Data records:
◆ ◆ ◆ ◆

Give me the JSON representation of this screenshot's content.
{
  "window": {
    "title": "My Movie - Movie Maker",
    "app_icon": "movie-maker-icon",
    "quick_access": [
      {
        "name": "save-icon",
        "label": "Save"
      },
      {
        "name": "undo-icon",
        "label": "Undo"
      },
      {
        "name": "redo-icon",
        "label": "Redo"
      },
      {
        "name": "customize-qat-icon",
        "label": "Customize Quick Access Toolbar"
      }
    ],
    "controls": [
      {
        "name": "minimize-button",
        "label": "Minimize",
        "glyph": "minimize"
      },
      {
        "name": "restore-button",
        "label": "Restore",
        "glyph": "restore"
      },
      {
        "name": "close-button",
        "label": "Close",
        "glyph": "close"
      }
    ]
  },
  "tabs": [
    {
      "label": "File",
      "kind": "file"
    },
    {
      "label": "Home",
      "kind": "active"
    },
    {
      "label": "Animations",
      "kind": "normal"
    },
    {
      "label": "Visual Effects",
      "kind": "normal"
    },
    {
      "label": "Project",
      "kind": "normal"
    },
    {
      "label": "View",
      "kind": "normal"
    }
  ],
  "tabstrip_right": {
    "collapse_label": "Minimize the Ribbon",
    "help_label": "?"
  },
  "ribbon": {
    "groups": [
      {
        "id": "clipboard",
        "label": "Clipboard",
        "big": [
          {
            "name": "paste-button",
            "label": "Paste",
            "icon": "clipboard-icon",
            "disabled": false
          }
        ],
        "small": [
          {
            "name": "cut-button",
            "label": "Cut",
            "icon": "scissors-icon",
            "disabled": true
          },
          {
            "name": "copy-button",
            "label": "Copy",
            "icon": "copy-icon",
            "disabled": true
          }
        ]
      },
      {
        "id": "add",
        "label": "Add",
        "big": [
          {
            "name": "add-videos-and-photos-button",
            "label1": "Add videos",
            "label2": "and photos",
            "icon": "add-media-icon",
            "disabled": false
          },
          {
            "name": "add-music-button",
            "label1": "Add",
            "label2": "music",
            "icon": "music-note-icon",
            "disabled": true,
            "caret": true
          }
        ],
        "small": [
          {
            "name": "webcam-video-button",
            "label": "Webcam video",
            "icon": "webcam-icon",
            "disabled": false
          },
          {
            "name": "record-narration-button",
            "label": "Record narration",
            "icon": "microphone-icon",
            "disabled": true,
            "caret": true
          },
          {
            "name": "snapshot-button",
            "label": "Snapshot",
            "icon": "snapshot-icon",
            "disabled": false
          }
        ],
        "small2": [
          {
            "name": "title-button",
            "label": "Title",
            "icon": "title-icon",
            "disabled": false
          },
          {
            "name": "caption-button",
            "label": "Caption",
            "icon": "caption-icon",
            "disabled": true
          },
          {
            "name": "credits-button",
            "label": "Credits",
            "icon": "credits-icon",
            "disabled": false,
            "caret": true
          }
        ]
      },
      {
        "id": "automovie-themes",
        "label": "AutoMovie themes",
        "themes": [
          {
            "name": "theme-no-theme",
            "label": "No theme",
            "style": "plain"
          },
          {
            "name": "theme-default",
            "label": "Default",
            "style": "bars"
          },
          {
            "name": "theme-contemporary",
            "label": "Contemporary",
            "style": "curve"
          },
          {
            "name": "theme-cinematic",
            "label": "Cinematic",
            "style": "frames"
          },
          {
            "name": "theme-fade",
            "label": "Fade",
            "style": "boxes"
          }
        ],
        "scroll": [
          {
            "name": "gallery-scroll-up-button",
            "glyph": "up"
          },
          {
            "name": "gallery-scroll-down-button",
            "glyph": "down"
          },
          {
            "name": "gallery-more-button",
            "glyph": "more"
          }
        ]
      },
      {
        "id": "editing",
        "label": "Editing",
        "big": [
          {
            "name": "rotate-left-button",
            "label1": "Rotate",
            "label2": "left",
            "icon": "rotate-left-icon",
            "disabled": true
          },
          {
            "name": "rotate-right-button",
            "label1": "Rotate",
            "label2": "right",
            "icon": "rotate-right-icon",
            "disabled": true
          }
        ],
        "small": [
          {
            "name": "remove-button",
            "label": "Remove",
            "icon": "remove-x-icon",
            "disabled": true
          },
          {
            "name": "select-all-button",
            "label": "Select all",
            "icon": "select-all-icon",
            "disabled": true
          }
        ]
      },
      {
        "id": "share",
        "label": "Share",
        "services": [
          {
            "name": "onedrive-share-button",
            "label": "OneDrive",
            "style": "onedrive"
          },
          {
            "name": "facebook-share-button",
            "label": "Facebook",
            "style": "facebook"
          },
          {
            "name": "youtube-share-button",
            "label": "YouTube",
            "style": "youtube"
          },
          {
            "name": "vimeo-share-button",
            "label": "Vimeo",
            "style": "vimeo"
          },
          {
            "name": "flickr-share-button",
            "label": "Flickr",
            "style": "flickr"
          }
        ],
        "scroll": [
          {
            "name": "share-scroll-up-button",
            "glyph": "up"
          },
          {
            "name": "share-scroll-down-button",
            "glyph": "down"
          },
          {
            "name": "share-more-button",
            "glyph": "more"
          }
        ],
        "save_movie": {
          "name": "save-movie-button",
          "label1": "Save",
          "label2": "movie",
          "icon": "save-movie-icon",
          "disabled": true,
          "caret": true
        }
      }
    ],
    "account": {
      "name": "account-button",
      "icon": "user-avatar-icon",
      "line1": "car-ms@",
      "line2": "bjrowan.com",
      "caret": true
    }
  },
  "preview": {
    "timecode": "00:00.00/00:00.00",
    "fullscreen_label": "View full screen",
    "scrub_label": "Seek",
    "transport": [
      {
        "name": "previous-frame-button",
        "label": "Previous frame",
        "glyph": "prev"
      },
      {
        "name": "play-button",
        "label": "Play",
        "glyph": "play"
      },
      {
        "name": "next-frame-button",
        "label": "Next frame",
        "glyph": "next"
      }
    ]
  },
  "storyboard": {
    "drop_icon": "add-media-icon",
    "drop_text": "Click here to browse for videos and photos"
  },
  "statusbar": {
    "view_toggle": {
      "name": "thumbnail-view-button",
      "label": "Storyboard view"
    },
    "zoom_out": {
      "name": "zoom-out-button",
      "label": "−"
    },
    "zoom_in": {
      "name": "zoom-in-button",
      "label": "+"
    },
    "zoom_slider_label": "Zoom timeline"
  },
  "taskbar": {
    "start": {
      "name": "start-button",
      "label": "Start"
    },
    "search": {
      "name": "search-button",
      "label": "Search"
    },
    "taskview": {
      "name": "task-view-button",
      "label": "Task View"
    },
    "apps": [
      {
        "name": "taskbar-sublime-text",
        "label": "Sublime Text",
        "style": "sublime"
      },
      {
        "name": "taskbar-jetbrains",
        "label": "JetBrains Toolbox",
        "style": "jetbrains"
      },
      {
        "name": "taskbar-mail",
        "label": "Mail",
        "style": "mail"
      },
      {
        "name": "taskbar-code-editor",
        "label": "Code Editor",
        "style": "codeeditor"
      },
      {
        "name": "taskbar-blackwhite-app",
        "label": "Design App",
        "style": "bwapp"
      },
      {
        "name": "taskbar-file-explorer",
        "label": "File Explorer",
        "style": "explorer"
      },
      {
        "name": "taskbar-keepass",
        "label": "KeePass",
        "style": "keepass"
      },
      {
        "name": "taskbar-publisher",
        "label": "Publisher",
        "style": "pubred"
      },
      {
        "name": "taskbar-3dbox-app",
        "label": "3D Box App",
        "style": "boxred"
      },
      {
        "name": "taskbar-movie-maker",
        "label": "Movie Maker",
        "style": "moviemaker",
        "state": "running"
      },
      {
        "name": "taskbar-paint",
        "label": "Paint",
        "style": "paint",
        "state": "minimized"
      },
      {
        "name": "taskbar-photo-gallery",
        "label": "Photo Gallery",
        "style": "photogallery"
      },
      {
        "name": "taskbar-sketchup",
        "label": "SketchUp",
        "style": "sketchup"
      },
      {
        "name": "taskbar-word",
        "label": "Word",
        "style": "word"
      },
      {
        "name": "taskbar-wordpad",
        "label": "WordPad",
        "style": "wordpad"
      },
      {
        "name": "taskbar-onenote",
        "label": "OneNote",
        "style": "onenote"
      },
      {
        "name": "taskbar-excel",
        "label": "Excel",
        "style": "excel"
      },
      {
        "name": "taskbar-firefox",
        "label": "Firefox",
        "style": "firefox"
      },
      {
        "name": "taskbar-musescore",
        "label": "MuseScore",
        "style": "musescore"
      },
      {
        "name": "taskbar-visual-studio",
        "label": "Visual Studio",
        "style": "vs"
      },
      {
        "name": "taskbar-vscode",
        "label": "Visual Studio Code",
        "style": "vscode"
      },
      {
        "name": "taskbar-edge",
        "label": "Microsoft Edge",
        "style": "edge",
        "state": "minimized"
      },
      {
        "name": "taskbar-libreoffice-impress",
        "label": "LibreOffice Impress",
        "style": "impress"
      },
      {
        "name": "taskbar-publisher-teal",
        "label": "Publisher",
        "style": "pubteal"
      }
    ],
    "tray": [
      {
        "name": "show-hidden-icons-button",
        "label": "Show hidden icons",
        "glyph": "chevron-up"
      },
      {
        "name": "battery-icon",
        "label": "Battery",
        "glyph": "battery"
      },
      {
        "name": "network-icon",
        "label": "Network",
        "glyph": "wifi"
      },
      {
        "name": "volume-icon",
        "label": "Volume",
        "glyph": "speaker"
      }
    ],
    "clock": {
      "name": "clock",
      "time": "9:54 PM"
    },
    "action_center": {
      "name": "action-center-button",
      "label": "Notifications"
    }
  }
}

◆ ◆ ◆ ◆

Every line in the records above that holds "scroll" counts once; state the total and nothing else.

6